--- START ---

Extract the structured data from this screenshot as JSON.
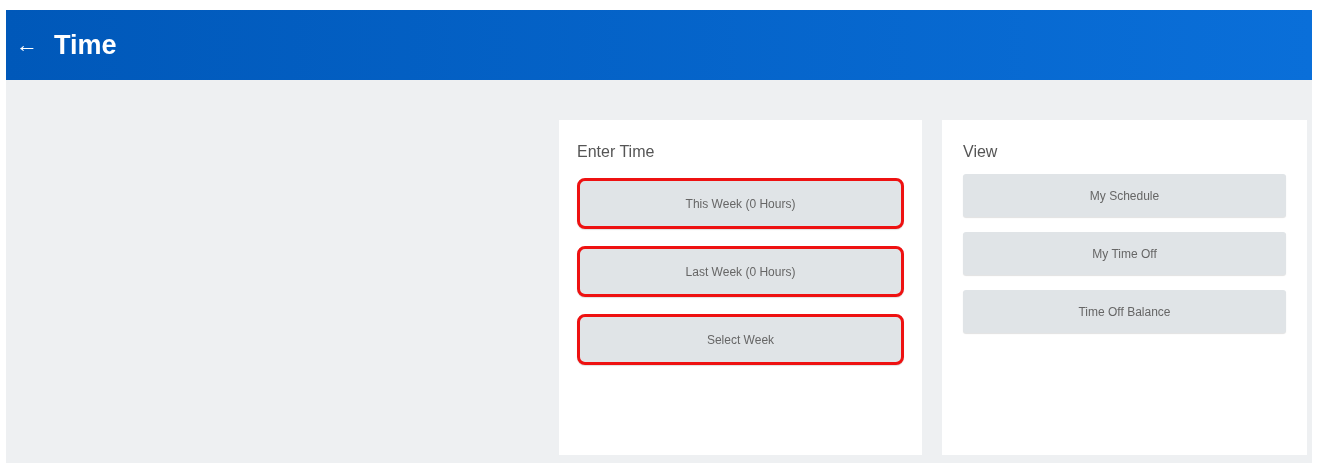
{
  "header": {
    "back": "←",
    "title": "Time"
  },
  "panels": [
    {
      "title": "Enter Time",
      "buttons": [
        {
          "label": "This Week (0 Hours)",
          "highlighted": true
        },
        {
          "label": "Last Week (0 Hours)",
          "highlighted": true
        },
        {
          "label": "Select Week",
          "highlighted": true
        }
      ]
    },
    {
      "title": "View",
      "buttons": [
        {
          "label": "My Schedule",
          "highlighted": false
        },
        {
          "label": "My Time Off",
          "highlighted": false
        },
        {
          "label": "Time Off Balance",
          "highlighted": false
        }
      ]
    }
  ]
}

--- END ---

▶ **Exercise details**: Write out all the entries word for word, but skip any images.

▶ **Answer below**:
Extract the structured data from this screenshot as JSON.
{
  "header": {
    "back": "←",
    "title": "Time"
  },
  "panels": [
    {
      "title": "Enter Time",
      "buttons": [
        {
          "label": "This Week (0 Hours)",
          "highlighted": true
        },
        {
          "label": "Last Week (0 Hours)",
          "highlighted": true
        },
        {
          "label": "Select Week",
          "highlighted": true
        }
      ]
    },
    {
      "title": "View",
      "buttons": [
        {
          "label": "My Schedule",
          "highlighted": false
        },
        {
          "label": "My Time Off",
          "highlighted": false
        },
        {
          "label": "Time Off Balance",
          "highlighted": false
        }
      ]
    }
  ]
}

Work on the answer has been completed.